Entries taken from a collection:
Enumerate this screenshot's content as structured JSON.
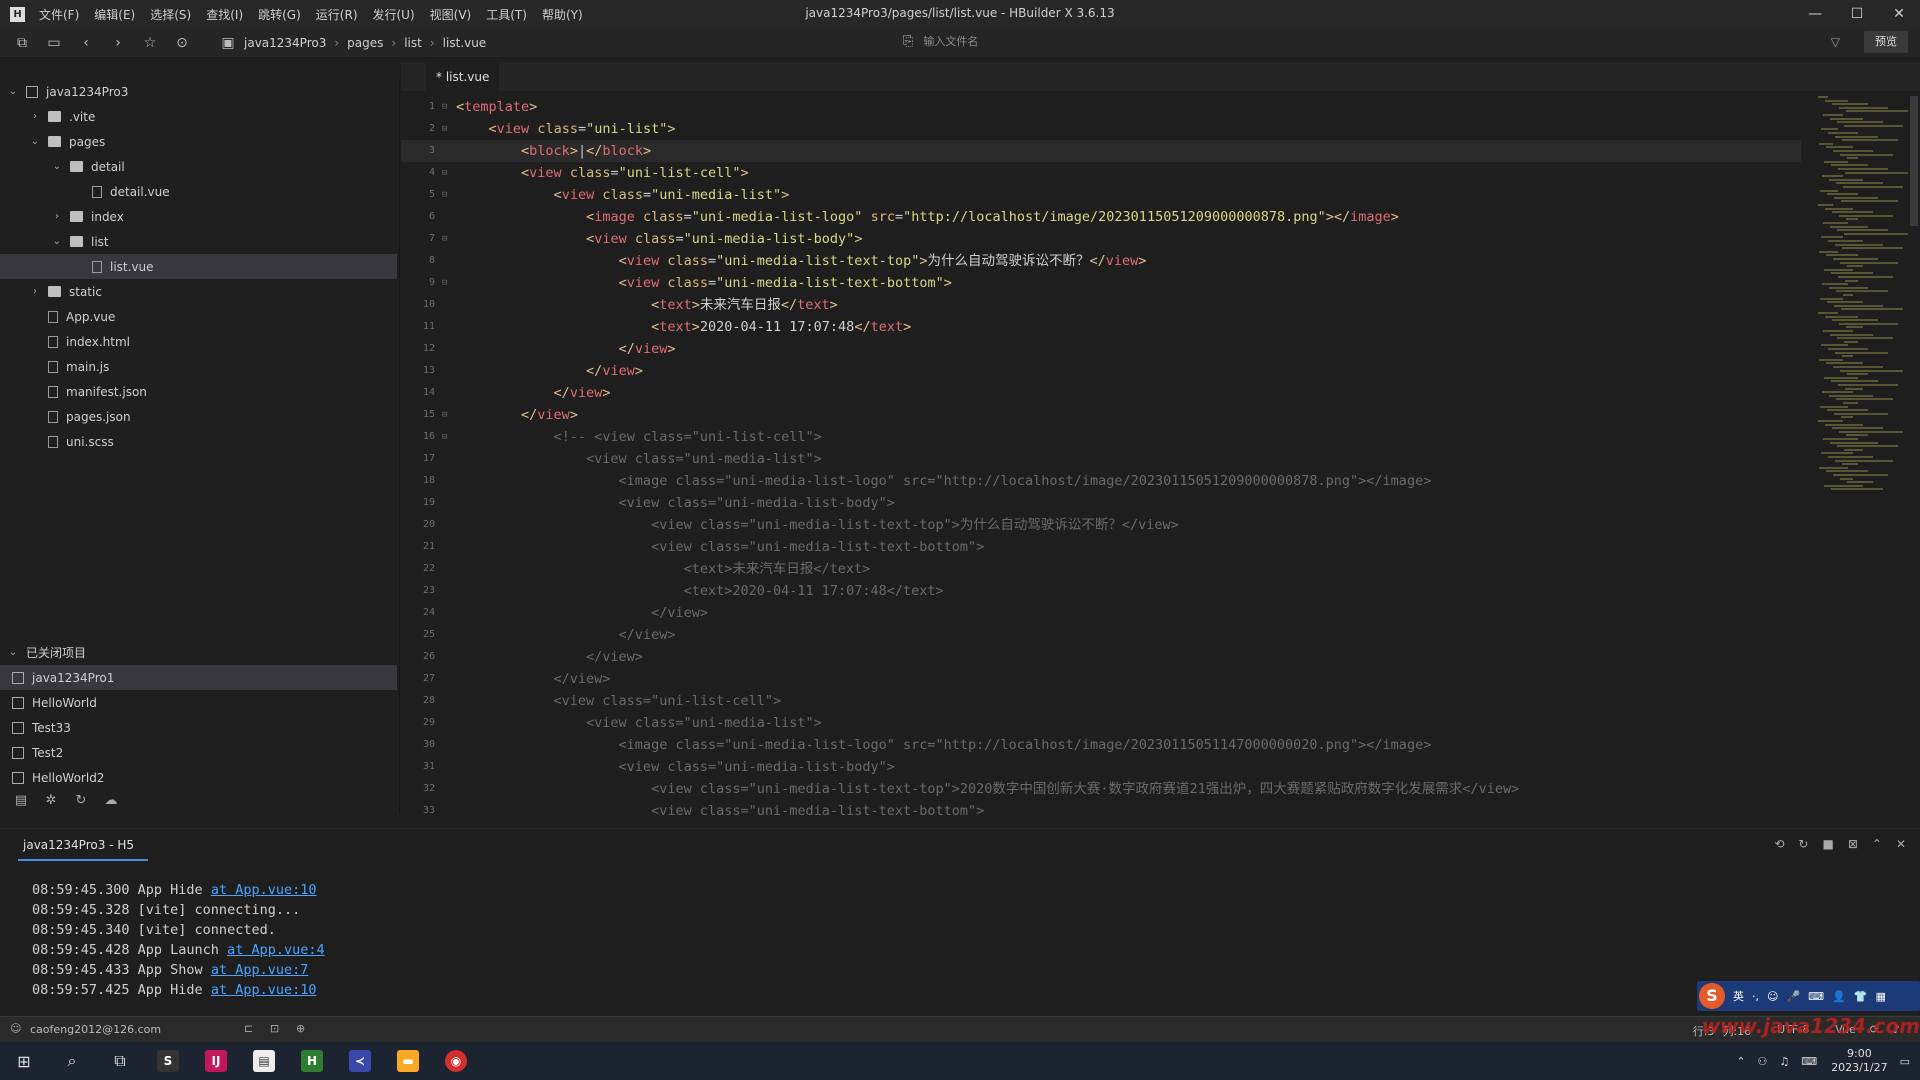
{
  "window": {
    "title": "java1234Pro3/pages/list/list.vue - HBuilder X 3.6.13",
    "logo_icon": "hbuilder-icon",
    "controls": [
      "—",
      "☐",
      "✕"
    ]
  },
  "menu": [
    "文件(F)",
    "编辑(E)",
    "选择(S)",
    "查找(I)",
    "跳转(G)",
    "运行(R)",
    "发行(U)",
    "视图(V)",
    "工具(T)",
    "帮助(Y)"
  ],
  "toolbar": {
    "breadcrumbs": [
      "java1234Pro3",
      "pages",
      "list",
      "list.vue"
    ],
    "search_placeholder": "输入文件名",
    "preview_label": "预览"
  },
  "sidebar": {
    "tree": [
      {
        "label": "java1234Pro3",
        "indent": 0,
        "arrow": "⌄",
        "type": "project"
      },
      {
        "label": ".vite",
        "indent": 1,
        "arrow": "›",
        "type": "folder"
      },
      {
        "label": "pages",
        "indent": 1,
        "arrow": "⌄",
        "type": "folder"
      },
      {
        "label": "detail",
        "indent": 2,
        "arrow": "⌄",
        "type": "folder"
      },
      {
        "label": "detail.vue",
        "indent": 3,
        "arrow": "",
        "type": "file"
      },
      {
        "label": "index",
        "indent": 2,
        "arrow": "›",
        "type": "folder"
      },
      {
        "label": "list",
        "indent": 2,
        "arrow": "⌄",
        "type": "folder"
      },
      {
        "label": "list.vue",
        "indent": 3,
        "arrow": "",
        "type": "file",
        "selected": true
      },
      {
        "label": "static",
        "indent": 1,
        "arrow": "›",
        "type": "folder"
      },
      {
        "label": "App.vue",
        "indent": 1,
        "arrow": "",
        "type": "file"
      },
      {
        "label": "index.html",
        "indent": 1,
        "arrow": "",
        "type": "html"
      },
      {
        "label": "main.js",
        "indent": 1,
        "arrow": "",
        "type": "file"
      },
      {
        "label": "manifest.json",
        "indent": 1,
        "arrow": "",
        "type": "file"
      },
      {
        "label": "pages.json",
        "indent": 1,
        "arrow": "",
        "type": "json"
      },
      {
        "label": "uni.scss",
        "indent": 1,
        "arrow": "",
        "type": "scss"
      }
    ],
    "closed_header": "已关闭项目",
    "closed_projects": [
      "java1234Pro1",
      "HelloWorld",
      "Test33",
      "Test2",
      "HelloWorld2"
    ]
  },
  "editor": {
    "tab_label": "* list.vue",
    "lines": [
      {
        "n": "1",
        "f": "⊟",
        "html": "<span class='tg'>&lt;</span><span class='tn'>template</span><span class='tg'>&gt;</span>"
      },
      {
        "n": "2",
        "f": "⊟",
        "html": "    <span class='tg'>&lt;</span><span class='tn'>view</span> <span class='at'>class</span>=<span class='st'>\"uni-list\"</span><span class='tg'>&gt;</span>"
      },
      {
        "n": "3",
        "f": "",
        "cur": true,
        "html": "        <span class='tg'>&lt;</span><span class='tn'>block</span><span class='tg'>&gt;</span>|<span class='tg'>&lt;/</span><span class='tn'>block</span><span class='tg'>&gt;</span>"
      },
      {
        "n": "4",
        "f": "⊟",
        "html": "        <span class='tg'>&lt;</span><span class='tn'>view</span> <span class='at'>class</span>=<span class='st'>\"uni-list-cell\"</span><span class='tg'>&gt;</span>"
      },
      {
        "n": "5",
        "f": "⊟",
        "html": "            <span class='tg'>&lt;</span><span class='tn'>view</span> <span class='at'>class</span>=<span class='st'>\"uni-media-list\"</span><span class='tg'>&gt;</span>"
      },
      {
        "n": "6",
        "f": "",
        "html": "                <span class='tg'>&lt;</span><span class='tn'>image</span> <span class='at'>class</span>=<span class='st'>\"uni-media-list-logo\"</span> <span class='at'>src</span>=<span class='st'>\"http://localhost/image/20230115051209000000878.png\"</span><span class='tg'>&gt;&lt;/</span><span class='tn'>image</span><span class='tg'>&gt;</span>"
      },
      {
        "n": "7",
        "f": "⊟",
        "html": "                <span class='tg'>&lt;</span><span class='tn'>view</span> <span class='at'>class</span>=<span class='st'>\"uni-media-list-body\"</span><span class='tg'>&gt;</span>"
      },
      {
        "n": "8",
        "f": "",
        "html": "                    <span class='tg'>&lt;</span><span class='tn'>view</span> <span class='at'>class</span>=<span class='st'>\"uni-media-list-text-top\"</span><span class='tg'>&gt;</span>为什么自动驾驶诉讼不断？<span class='tg'>&lt;/</span><span class='tn'>view</span><span class='tg'>&gt;</span>"
      },
      {
        "n": "9",
        "f": "⊟",
        "html": "                    <span class='tg'>&lt;</span><span class='tn'>view</span> <span class='at'>class</span>=<span class='st'>\"uni-media-list-text-bottom\"</span><span class='tg'>&gt;</span>"
      },
      {
        "n": "10",
        "f": "",
        "html": "                        <span class='tg'>&lt;</span><span class='tn'>text</span><span class='tg'>&gt;</span>未来汽车日报<span class='tg'>&lt;/</span><span class='tn'>text</span><span class='tg'>&gt;</span>"
      },
      {
        "n": "11",
        "f": "",
        "html": "                        <span class='tg'>&lt;</span><span class='tn'>text</span><span class='tg'>&gt;</span>2020-04-11 17:07:48<span class='tg'>&lt;/</span><span class='tn'>text</span><span class='tg'>&gt;</span>"
      },
      {
        "n": "12",
        "f": "",
        "html": "                    <span class='tg'>&lt;/</span><span class='tn'>view</span><span class='tg'>&gt;</span>"
      },
      {
        "n": "13",
        "f": "",
        "html": "                <span class='tg'>&lt;/</span><span class='tn'>view</span><span class='tg'>&gt;</span>"
      },
      {
        "n": "14",
        "f": "",
        "html": "            <span class='tg'>&lt;/</span><span class='tn'>view</span><span class='tg'>&gt;</span>"
      },
      {
        "n": "15",
        "f": "⊟",
        "html": "        <span class='tg'>&lt;/</span><span class='tn'>view</span><span class='tg'>&gt;</span>"
      },
      {
        "n": "16",
        "f": "⊟",
        "html": "            <span class='cm'>&lt;!-- &lt;view class=\"uni-list-cell\"&gt;</span>"
      },
      {
        "n": "17",
        "f": "",
        "html": "<span class='cm'>                &lt;view class=\"uni-media-list\"&gt;</span>"
      },
      {
        "n": "18",
        "f": "",
        "html": "<span class='cm'>                    &lt;image class=\"uni-media-list-logo\" src=\"http://localhost/image/20230115051209000000878.png\"&gt;&lt;/image&gt;</span>"
      },
      {
        "n": "19",
        "f": "",
        "html": "<span class='cm'>                    &lt;view class=\"uni-media-list-body\"&gt;</span>"
      },
      {
        "n": "20",
        "f": "",
        "html": "<span class='cm'>                        &lt;view class=\"uni-media-list-text-top\"&gt;为什么自动驾驶诉讼不断？&lt;/view&gt;</span>"
      },
      {
        "n": "21",
        "f": "",
        "html": "<span class='cm'>                        &lt;view class=\"uni-media-list-text-bottom\"&gt;</span>"
      },
      {
        "n": "22",
        "f": "",
        "html": "<span class='cm'>                            &lt;text&gt;未来汽车日报&lt;/text&gt;</span>"
      },
      {
        "n": "23",
        "f": "",
        "html": "<span class='cm'>                            &lt;text&gt;2020-04-11 17:07:48&lt;/text&gt;</span>"
      },
      {
        "n": "24",
        "f": "",
        "html": "<span class='cm'>                        &lt;/view&gt;</span>"
      },
      {
        "n": "25",
        "f": "",
        "html": "<span class='cm'>                    &lt;/view&gt;</span>"
      },
      {
        "n": "26",
        "f": "",
        "html": "<span class='cm'>                &lt;/view&gt;</span>"
      },
      {
        "n": "27",
        "f": "",
        "html": "<span class='cm'>            &lt;/view&gt;</span>"
      },
      {
        "n": "28",
        "f": "",
        "html": "<span class='cm'>            &lt;view class=\"uni-list-cell\"&gt;</span>"
      },
      {
        "n": "29",
        "f": "",
        "html": "<span class='cm'>                &lt;view class=\"uni-media-list\"&gt;</span>"
      },
      {
        "n": "30",
        "f": "",
        "html": "<span class='cm'>                    &lt;image class=\"uni-media-list-logo\" src=\"http://localhost/image/20230115051147000000020.png\"&gt;&lt;/image&gt;</span>"
      },
      {
        "n": "31",
        "f": "",
        "html": "<span class='cm'>                    &lt;view class=\"uni-media-list-body\"&gt;</span>"
      },
      {
        "n": "32",
        "f": "",
        "html": "<span class='cm'>                        &lt;view class=\"uni-media-list-text-top\"&gt;2020数字中国创新大赛·数字政府赛道21强出炉，四大赛题紧贴政府数字化发展需求&lt;/view&gt;</span>"
      },
      {
        "n": "33",
        "f": "",
        "html": "<span class='cm'>                        &lt;view class=\"uni-media-list-text-bottom\"&gt;</span>"
      }
    ]
  },
  "console": {
    "tab_label": "java1234Pro3 - H5",
    "logs": [
      {
        "text": "08:59:45.300 App Hide ",
        "link": "at App.vue:10"
      },
      {
        "text": "08:59:45.328 [vite] connecting...",
        "link": ""
      },
      {
        "text": "08:59:45.340 [vite] connected.",
        "link": ""
      },
      {
        "text": "08:59:45.428 App Launch ",
        "link": "at App.vue:4"
      },
      {
        "text": "08:59:45.433 App Show ",
        "link": "at App.vue:7"
      },
      {
        "text": "08:59:57.425 App Hide ",
        "link": "at App.vue:10"
      }
    ]
  },
  "ime": {
    "logo": "S",
    "items": [
      "英",
      "·,",
      "☺",
      "🎤",
      "⌨",
      "👤",
      "👕",
      "▦"
    ]
  },
  "statusbar": {
    "account": "caofeng2012@126.com",
    "row": "行:3",
    "col": "列:16",
    "encoding": "UTF-8",
    "language": "Vue"
  },
  "taskbar": {
    "date": "2023/1/27",
    "time": "9:00"
  },
  "watermark": "www.java1234.com"
}
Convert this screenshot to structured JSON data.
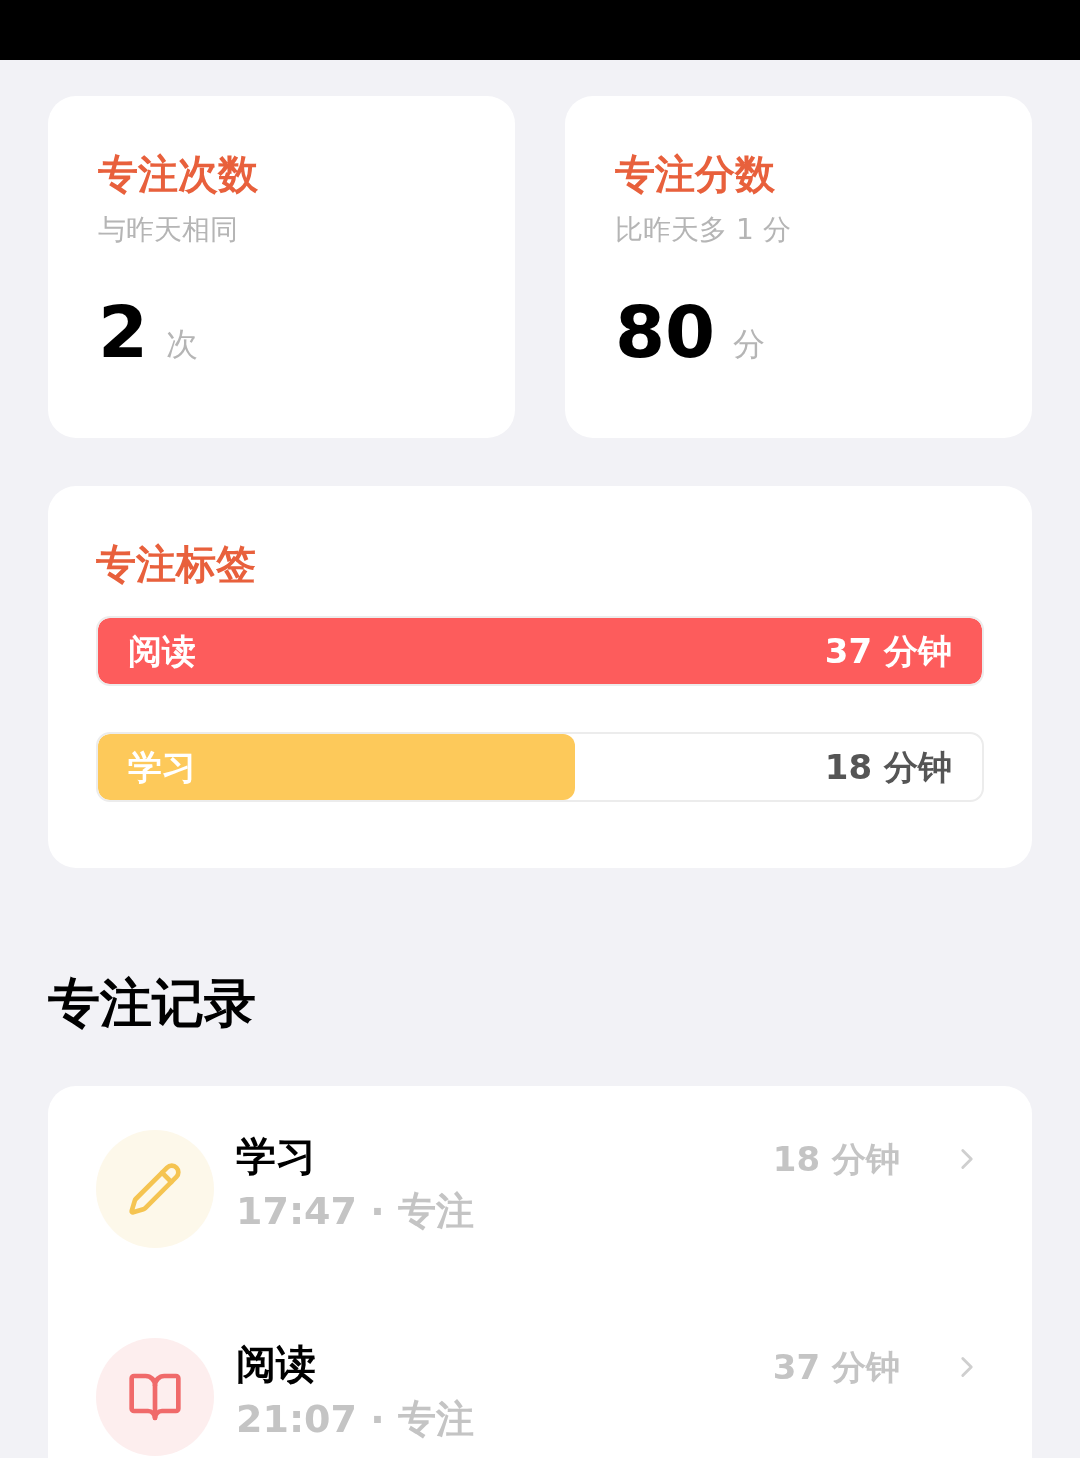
{
  "stat_cards": [
    {
      "title": "专注次数",
      "comparison": "与昨天相同",
      "value": "2",
      "unit": "次"
    },
    {
      "title": "专注分数",
      "comparison": "比昨天多 1 分",
      "value": "80",
      "unit": "分"
    }
  ],
  "tags": {
    "title": "专注标签",
    "bars": [
      {
        "label": "阅读",
        "reading": "37 分钟",
        "level": 1.0,
        "color": "#fd5c5c"
      },
      {
        "label": "学习",
        "reading": "18 分钟",
        "level": 0.54,
        "color": "#fdc95a"
      }
    ]
  },
  "records": {
    "title": "专注记录",
    "items": [
      {
        "kind": "pencil",
        "name": "学习",
        "subtitle": "17:47 · 专注",
        "duration": "18 分钟"
      },
      {
        "kind": "book",
        "name": "阅读",
        "subtitle": "21:07 · 专注",
        "duration": "37 分钟"
      }
    ]
  }
}
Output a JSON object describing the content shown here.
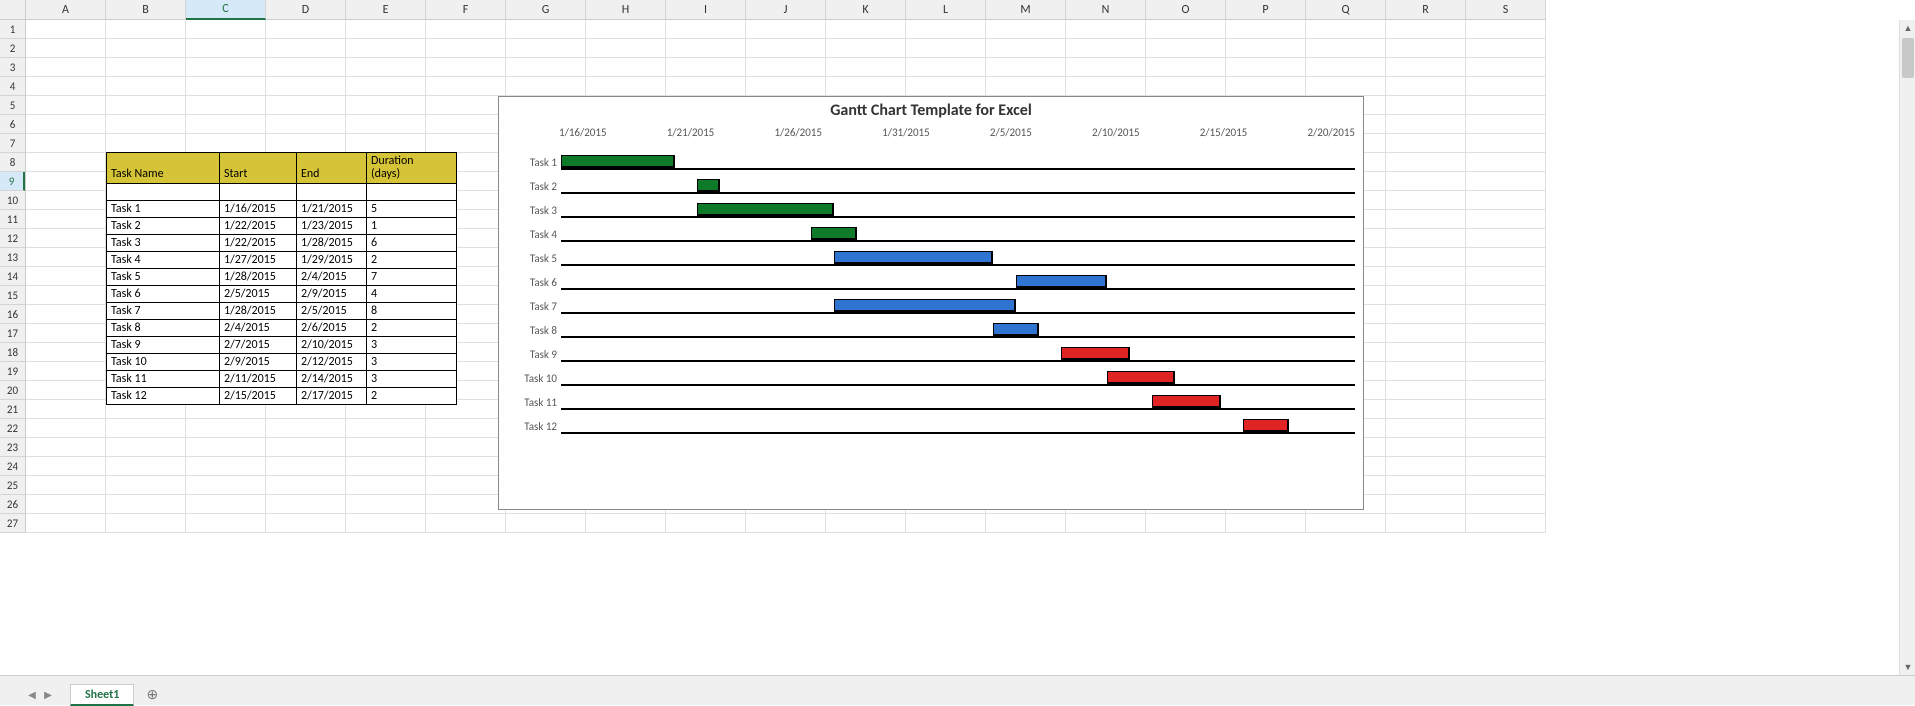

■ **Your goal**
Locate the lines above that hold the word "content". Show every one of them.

■ **Task response**
Enumerate this screenshot's content as structured JSON.
Output a JSON object describing the content shown here.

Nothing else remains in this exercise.